“I was sick and tired of renting,” she remembered, “I started renting when I was 18. When I was 26, I decided to buy a home, to create a stable environment for my son.”
However, Rebecca realized that reaching her goal meant she would be taking a risk since she didn’t come from a family with knowledge of homeownership. Determined to live differently, she began researching programs that help lower-income buyers purchase a home. Her research led her to New Economics for Women (NEW), where she registered for our Homebuyer Education Workshop. In the workshop, Rebecca also learned the necessary steps to become purchase-ready along with the benefits of owning a home.
“The workshop facilitator was very motivating,” she recalled fondly, “He genuinely believed that everyone in the room could own a home.”
After the workshop, Rebecca met with a NEW counselor to identify her barriers and to create an action plan, especially to tackle her lack of credit history. With this very limited credit profile, her NEW counselor suggested that she open a secured credit card as a way to start building activity and increase her score. Additionally, Rebecca began to save aggressively. In only three (3) months, she doubled her savings, and after just seven (7) months, she had a credit score rose of 743, a 51-point jump from where she had started.
Then just a few months later, after only about a year of working with NEW and a few subsidy programs (securing over $84,000 in down payment assistance), Rebecca closed escrow on her first home!
“I did it for my son; I did it for us. We don’t live in a shoebox anymore,” she described, “We have a basketball court and a dog.”

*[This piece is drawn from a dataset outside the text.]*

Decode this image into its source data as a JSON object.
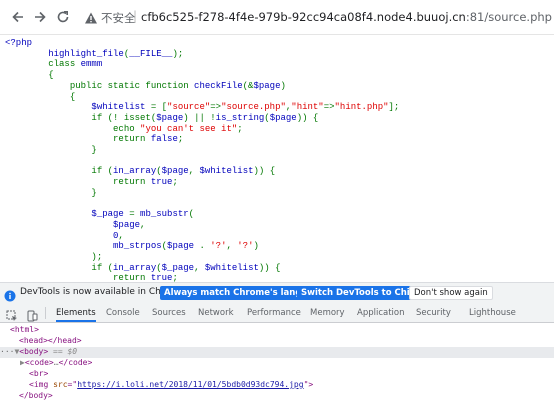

More than a home with lots of room for today, Rebecca’s decision to pursue her goals has provided a future and an example for her son.